Component data from apps and pages
++++++

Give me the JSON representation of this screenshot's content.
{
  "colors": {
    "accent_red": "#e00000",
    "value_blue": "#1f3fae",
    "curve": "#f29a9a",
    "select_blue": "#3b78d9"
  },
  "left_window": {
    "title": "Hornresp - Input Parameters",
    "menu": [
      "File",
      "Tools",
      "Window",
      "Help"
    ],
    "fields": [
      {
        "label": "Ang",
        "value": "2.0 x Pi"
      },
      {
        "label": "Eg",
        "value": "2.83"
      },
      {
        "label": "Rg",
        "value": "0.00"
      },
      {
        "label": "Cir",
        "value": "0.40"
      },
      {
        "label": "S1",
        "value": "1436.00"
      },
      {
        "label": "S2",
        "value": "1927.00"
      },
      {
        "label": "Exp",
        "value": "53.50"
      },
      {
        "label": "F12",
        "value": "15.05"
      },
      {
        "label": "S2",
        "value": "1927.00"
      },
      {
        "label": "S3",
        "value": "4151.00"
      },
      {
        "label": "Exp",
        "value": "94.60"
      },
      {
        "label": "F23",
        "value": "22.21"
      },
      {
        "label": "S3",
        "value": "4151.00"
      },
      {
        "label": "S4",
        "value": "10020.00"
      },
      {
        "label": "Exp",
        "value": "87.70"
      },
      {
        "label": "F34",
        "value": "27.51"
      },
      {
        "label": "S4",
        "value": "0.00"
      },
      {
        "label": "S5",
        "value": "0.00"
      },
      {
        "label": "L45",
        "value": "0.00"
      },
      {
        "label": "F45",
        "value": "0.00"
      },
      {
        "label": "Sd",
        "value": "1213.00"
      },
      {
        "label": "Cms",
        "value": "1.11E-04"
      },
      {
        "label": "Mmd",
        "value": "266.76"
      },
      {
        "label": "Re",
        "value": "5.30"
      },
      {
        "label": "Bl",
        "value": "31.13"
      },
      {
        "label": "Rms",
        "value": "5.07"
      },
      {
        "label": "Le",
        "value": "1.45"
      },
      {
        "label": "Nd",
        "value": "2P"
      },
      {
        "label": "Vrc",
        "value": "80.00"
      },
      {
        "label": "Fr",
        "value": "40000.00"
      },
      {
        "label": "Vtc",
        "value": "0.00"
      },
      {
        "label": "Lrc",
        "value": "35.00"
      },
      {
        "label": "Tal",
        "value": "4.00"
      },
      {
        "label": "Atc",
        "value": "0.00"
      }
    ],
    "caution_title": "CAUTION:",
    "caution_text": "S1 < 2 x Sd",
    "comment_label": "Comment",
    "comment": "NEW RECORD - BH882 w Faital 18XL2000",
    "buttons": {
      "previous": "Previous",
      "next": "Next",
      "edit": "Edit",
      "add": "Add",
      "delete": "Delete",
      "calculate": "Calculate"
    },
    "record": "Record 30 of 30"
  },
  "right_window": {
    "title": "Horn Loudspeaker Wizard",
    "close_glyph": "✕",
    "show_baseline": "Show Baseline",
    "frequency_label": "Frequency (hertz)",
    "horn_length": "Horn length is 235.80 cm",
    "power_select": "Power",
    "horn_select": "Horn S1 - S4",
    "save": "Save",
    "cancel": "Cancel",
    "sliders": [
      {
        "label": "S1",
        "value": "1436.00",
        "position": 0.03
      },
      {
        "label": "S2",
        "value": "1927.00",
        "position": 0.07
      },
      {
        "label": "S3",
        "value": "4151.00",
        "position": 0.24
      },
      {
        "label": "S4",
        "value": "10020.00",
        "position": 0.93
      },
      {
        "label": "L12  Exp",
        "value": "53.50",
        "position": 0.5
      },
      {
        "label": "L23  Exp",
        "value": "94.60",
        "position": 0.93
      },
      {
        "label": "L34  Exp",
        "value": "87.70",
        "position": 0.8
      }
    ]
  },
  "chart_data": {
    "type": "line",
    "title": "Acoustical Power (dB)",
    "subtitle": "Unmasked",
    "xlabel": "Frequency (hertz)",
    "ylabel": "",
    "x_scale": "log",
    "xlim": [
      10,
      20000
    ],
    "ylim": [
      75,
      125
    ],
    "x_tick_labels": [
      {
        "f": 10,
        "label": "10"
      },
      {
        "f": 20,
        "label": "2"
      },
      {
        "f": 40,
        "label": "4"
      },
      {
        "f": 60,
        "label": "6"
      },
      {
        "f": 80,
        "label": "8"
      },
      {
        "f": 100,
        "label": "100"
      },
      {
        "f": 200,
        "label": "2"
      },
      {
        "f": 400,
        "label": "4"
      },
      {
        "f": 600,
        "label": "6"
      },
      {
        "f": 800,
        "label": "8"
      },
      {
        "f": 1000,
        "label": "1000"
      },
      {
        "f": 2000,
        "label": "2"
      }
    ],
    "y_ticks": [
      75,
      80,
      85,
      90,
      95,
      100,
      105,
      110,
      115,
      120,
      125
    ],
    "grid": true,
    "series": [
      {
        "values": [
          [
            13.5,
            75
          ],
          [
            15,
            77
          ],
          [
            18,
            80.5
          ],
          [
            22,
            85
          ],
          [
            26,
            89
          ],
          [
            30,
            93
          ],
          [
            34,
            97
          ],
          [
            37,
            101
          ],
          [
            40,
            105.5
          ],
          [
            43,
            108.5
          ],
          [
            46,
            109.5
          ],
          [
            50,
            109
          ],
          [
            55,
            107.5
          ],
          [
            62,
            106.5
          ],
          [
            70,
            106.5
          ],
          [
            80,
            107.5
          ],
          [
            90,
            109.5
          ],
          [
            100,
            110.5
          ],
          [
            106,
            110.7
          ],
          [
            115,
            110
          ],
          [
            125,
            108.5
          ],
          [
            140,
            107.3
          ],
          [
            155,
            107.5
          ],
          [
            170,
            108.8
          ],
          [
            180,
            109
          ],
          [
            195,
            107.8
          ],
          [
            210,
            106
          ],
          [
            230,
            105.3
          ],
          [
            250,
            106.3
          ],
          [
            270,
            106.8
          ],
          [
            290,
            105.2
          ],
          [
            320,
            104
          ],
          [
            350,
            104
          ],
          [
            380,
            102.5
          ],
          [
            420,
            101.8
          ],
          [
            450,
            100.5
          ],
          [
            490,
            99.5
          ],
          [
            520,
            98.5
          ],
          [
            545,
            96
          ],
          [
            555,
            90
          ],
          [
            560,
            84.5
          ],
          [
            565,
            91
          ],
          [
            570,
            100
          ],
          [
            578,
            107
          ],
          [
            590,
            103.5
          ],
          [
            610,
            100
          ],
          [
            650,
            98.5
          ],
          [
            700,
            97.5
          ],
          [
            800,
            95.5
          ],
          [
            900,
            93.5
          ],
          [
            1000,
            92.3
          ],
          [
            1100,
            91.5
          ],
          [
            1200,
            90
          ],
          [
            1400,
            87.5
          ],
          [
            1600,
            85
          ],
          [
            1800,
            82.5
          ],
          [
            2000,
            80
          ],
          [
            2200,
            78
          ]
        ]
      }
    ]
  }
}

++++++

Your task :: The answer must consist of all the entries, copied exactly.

Answer below ::
Give me the JSON representation of this screenshot's content.
{
  "colors": {
    "accent_red": "#e00000",
    "value_blue": "#1f3fae",
    "curve": "#f29a9a",
    "select_blue": "#3b78d9"
  },
  "left_window": {
    "title": "Hornresp - Input Parameters",
    "menu": [
      "File",
      "Tools",
      "Window",
      "Help"
    ],
    "fields": [
      {
        "label": "Ang",
        "value": "2.0 x Pi"
      },
      {
        "label": "Eg",
        "value": "2.83"
      },
      {
        "label": "Rg",
        "value": "0.00"
      },
      {
        "label": "Cir",
        "value": "0.40"
      },
      {
        "label": "S1",
        "value": "1436.00"
      },
      {
        "label": "S2",
        "value": "1927.00"
      },
      {
        "label": "Exp",
        "value": "53.50"
      },
      {
        "label": "F12",
        "value": "15.05"
      },
      {
        "label": "S2",
        "value": "1927.00"
      },
      {
        "label": "S3",
        "value": "4151.00"
      },
      {
        "label": "Exp",
        "value": "94.60"
      },
      {
        "label": "F23",
        "value": "22.21"
      },
      {
        "label": "S3",
        "value": "4151.00"
      },
      {
        "label": "S4",
        "value": "10020.00"
      },
      {
        "label": "Exp",
        "value": "87.70"
      },
      {
        "label": "F34",
        "value": "27.51"
      },
      {
        "label": "S4",
        "value": "0.00"
      },
      {
        "label": "S5",
        "value": "0.00"
      },
      {
        "label": "L45",
        "value": "0.00"
      },
      {
        "label": "F45",
        "value": "0.00"
      },
      {
        "label": "Sd",
        "value": "1213.00"
      },
      {
        "label": "Cms",
        "value": "1.11E-04"
      },
      {
        "label": "Mmd",
        "value": "266.76"
      },
      {
        "label": "Re",
        "value": "5.30"
      },
      {
        "label": "Bl",
        "value": "31.13"
      },
      {
        "label": "Rms",
        "value": "5.07"
      },
      {
        "label": "Le",
        "value": "1.45"
      },
      {
        "label": "Nd",
        "value": "2P"
      },
      {
        "label": "Vrc",
        "value": "80.00"
      },
      {
        "label": "Fr",
        "value": "40000.00"
      },
      {
        "label": "Vtc",
        "value": "0.00"
      },
      {
        "label": "Lrc",
        "value": "35.00"
      },
      {
        "label": "Tal",
        "value": "4.00"
      },
      {
        "label": "Atc",
        "value": "0.00"
      }
    ],
    "caution_title": "CAUTION:",
    "caution_text": "S1 < 2 x Sd",
    "comment_label": "Comment",
    "comment": "NEW RECORD - BH882 w Faital 18XL2000",
    "buttons": {
      "previous": "Previous",
      "next": "Next",
      "edit": "Edit",
      "add": "Add",
      "delete": "Delete",
      "calculate": "Calculate"
    },
    "record": "Record 30 of 30"
  },
  "right_window": {
    "title": "Horn Loudspeaker Wizard",
    "close_glyph": "✕",
    "show_baseline": "Show Baseline",
    "frequency_label": "Frequency (hertz)",
    "horn_length": "Horn length is 235.80 cm",
    "power_select": "Power",
    "horn_select": "Horn S1 - S4",
    "save": "Save",
    "cancel": "Cancel",
    "sliders": [
      {
        "label": "S1",
        "value": "1436.00",
        "position": 0.03
      },
      {
        "label": "S2",
        "value": "1927.00",
        "position": 0.07
      },
      {
        "label": "S3",
        "value": "4151.00",
        "position": 0.24
      },
      {
        "label": "S4",
        "value": "10020.00",
        "position": 0.93
      },
      {
        "label": "L12  Exp",
        "value": "53.50",
        "position": 0.5
      },
      {
        "label": "L23  Exp",
        "value": "94.60",
        "position": 0.93
      },
      {
        "label": "L34  Exp",
        "value": "87.70",
        "position": 0.8
      }
    ]
  },
  "chart_data": {
    "type": "line",
    "title": "Acoustical Power (dB)",
    "subtitle": "Unmasked",
    "xlabel": "Frequency (hertz)",
    "ylabel": "",
    "x_scale": "log",
    "xlim": [
      10,
      20000
    ],
    "ylim": [
      75,
      125
    ],
    "x_tick_labels": [
      {
        "f": 10,
        "label": "10"
      },
      {
        "f": 20,
        "label": "2"
      },
      {
        "f": 40,
        "label": "4"
      },
      {
        "f": 60,
        "label": "6"
      },
      {
        "f": 80,
        "label": "8"
      },
      {
        "f": 100,
        "label": "100"
      },
      {
        "f": 200,
        "label": "2"
      },
      {
        "f": 400,
        "label": "4"
      },
      {
        "f": 600,
        "label": "6"
      },
      {
        "f": 800,
        "label": "8"
      },
      {
        "f": 1000,
        "label": "1000"
      },
      {
        "f": 2000,
        "label": "2"
      }
    ],
    "y_ticks": [
      75,
      80,
      85,
      90,
      95,
      100,
      105,
      110,
      115,
      120,
      125
    ],
    "grid": true,
    "series": [
      {
        "values": [
          [
            13.5,
            75
          ],
          [
            15,
            77
          ],
          [
            18,
            80.5
          ],
          [
            22,
            85
          ],
          [
            26,
            89
          ],
          [
            30,
            93
          ],
          [
            34,
            97
          ],
          [
            37,
            101
          ],
          [
            40,
            105.5
          ],
          [
            43,
            108.5
          ],
          [
            46,
            109.5
          ],
          [
            50,
            109
          ],
          [
            55,
            107.5
          ],
          [
            62,
            106.5
          ],
          [
            70,
            106.5
          ],
          [
            80,
            107.5
          ],
          [
            90,
            109.5
          ],
          [
            100,
            110.5
          ],
          [
            106,
            110.7
          ],
          [
            115,
            110
          ],
          [
            125,
            108.5
          ],
          [
            140,
            107.3
          ],
          [
            155,
            107.5
          ],
          [
            170,
            108.8
          ],
          [
            180,
            109
          ],
          [
            195,
            107.8
          ],
          [
            210,
            106
          ],
          [
            230,
            105.3
          ],
          [
            250,
            106.3
          ],
          [
            270,
            106.8
          ],
          [
            290,
            105.2
          ],
          [
            320,
            104
          ],
          [
            350,
            104
          ],
          [
            380,
            102.5
          ],
          [
            420,
            101.8
          ],
          [
            450,
            100.5
          ],
          [
            490,
            99.5
          ],
          [
            520,
            98.5
          ],
          [
            545,
            96
          ],
          [
            555,
            90
          ],
          [
            560,
            84.5
          ],
          [
            565,
            91
          ],
          [
            570,
            100
          ],
          [
            578,
            107
          ],
          [
            590,
            103.5
          ],
          [
            610,
            100
          ],
          [
            650,
            98.5
          ],
          [
            700,
            97.5
          ],
          [
            800,
            95.5
          ],
          [
            900,
            93.5
          ],
          [
            1000,
            92.3
          ],
          [
            1100,
            91.5
          ],
          [
            1200,
            90
          ],
          [
            1400,
            87.5
          ],
          [
            1600,
            85
          ],
          [
            1800,
            82.5
          ],
          [
            2000,
            80
          ],
          [
            2200,
            78
          ]
        ]
      }
    ]
  }
}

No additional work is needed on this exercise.